If I were to write a subtitle for this week's parashah / Torah reading, it would be: "This Isn't as Easy as It Looks."
We are familiar with the phenomenon of Moses's self-doubt: Three chapters ago, at the iconic moment at the burning bush, God described the mission that will shape the rest of Moses's life. Moses's immediate response was: "Who am I that I should go to Pharaoh and that I should bring out the children of Israel from Egypt?" (Sh'mot/Exodus 3:11)
God's response is: "I will be with you." In other words, "don't worry, you've got the ultimate team leader to guide you, to inspire you. I've got your back."
And off Moses goes, back to Egypt.

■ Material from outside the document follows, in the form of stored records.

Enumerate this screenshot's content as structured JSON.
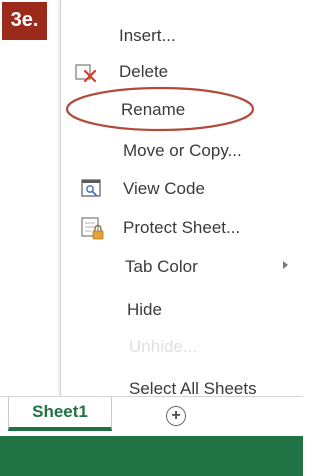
{
  "step_badge": "3e.",
  "menu": {
    "items": [
      {
        "label": "Insert...",
        "icon": null,
        "disabled": false,
        "submenu": false
      },
      {
        "label": "Delete",
        "icon": "delete-sheet-icon",
        "disabled": false,
        "submenu": false
      },
      {
        "label": "Rename",
        "icon": null,
        "disabled": false,
        "submenu": false,
        "highlighted": true
      },
      {
        "label": "Move or Copy...",
        "icon": null,
        "disabled": false,
        "submenu": false
      },
      {
        "label": "View Code",
        "icon": "view-code-icon",
        "disabled": false,
        "submenu": false
      },
      {
        "label": "Protect Sheet...",
        "icon": "protect-sheet-icon",
        "disabled": false,
        "submenu": false
      },
      {
        "label": "Tab Color",
        "icon": null,
        "disabled": false,
        "submenu": true
      },
      {
        "label": "Hide",
        "icon": null,
        "disabled": false,
        "submenu": false
      },
      {
        "label": "Unhide...",
        "icon": null,
        "disabled": true,
        "submenu": false
      },
      {
        "label": "Select All Sheets",
        "icon": null,
        "disabled": false,
        "submenu": false
      }
    ]
  },
  "tabs": {
    "active_sheet": "Sheet1",
    "new_sheet_symbol": "+"
  },
  "colors": {
    "badge": "#9c2a1a",
    "excel_green": "#217346",
    "highlight_ring": "#b24a3a",
    "delete_x": "#d83b2a",
    "lock": "#e6a23c"
  }
}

At the opening of this week's Torah reading, God presents Moses with his first script. Tell the Israelites: "I am Adonay. And I appeared to Abraham, to Isaac, and to Jacob . . . and I established My covenant with them, to give them the Land of Canaan . . . and I shall take you to Me as a people, and I shall become your God, and you'll know that I am Adonay, your God, who is bringing you out from under Egypt's burdens. . . . " (6:3,4,7)

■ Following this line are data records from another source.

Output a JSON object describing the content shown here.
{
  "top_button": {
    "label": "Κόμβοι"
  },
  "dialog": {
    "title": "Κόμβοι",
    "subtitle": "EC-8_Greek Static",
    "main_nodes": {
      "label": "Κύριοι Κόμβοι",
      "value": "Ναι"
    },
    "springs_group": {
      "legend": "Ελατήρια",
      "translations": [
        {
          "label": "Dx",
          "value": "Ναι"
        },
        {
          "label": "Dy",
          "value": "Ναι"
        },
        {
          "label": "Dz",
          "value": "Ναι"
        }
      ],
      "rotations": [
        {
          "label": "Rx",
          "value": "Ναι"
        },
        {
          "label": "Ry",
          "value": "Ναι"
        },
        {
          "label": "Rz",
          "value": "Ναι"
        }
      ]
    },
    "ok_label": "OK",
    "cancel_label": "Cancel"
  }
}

Do you know what happens when Moses delivers the message?
"...they did not listen to Moses. . ." (6:9) And although you'd think God would have followed the conversation, Moses reports back: Here, the children of Israel didn't listen to me, and how will Pharaoh listen to me?!" (6:12)
And sure enough, armed with a repertoire of wonders, besting Pharaoh's magicians trick for trick, Moses and Aaron present God's message:
"And Pharaoh's heart was strong, and he did not listen to them--as Adonay had spoken." (7:13)
In preparing Moses, and Aaron, for their leadership roles in this enterprise of extracting the Israelites from Egyptian slavery, God has prepared the brothers for Pharaoh's resistance.
But, from the evidence of the text itself it seems as though the Israelite resistance to God's message is a surprise. We might assume that a bona fide message by a hand-picked messenger would carry a lot of weight. That has to be the ultimate confidence-booster for the person delivering the message. And yet, neither the Israelites, nor Pharaoh, listen to Moses.
Credibility is a tremendous issue when it comes to leadership. This week's Torah reading sheds light on a number of issues relating to leaders, their message and who listens to them.
We come to understand that even a human being armed with the greatest truth in the world feels self-doubt when the moment of standing in the spotlight arrives.
We come to understand that it is crucial to understand the reality of the people who are meant to take in the message.
We come to understand that it is much easier to dismiss a not-readily understood message than to stretch to understand it.
There should have been no greater natural alliance than that of Moses and the Israelites, joined together by their relationship to the God of their ancestors and bound to each other by the goal of leaving Egyptian slavery behind them.
Moses and God missed one crucial step: taking the time to build trust. God has a history with this people: "I am Adonay. And I appeared to Abraham, to Isaac, and to Jacob . . . and I established My covenant with them, to give them the Land of Canaan . . . " but this generation does not know God the way Abraham, Isaac and Jacob did. Moses has no history with this people: he was removed from this community at birth and reappears to them speaking like an Egyptian noble. With 20/20 hindsight, it is easy for us to posit the missing step . . . taking time to build experiences together, learning to speak the same language, building a collective history.
Moses and God might have felt that they didn't have the luxury of time to build that trust . . . there was a small window of opportunity to get the plagues delivered and to redeem the people. The course of events would, of course, prove that Moses was a credible leader and the truth he delivered was indeed God's truth.
Those of us who react to a new message by shutting out the message . . . and the messenger . . . might look with some humility at our Israelite ancestors and choose to allow for the possibility that we are being delivered of a truth we had never considered before.
Rabbi Amy Levin
has been Torat Yisrael's rabbi since the summer of 2004 and serves as President of the Board of Rabbis of Greater Rhode Island.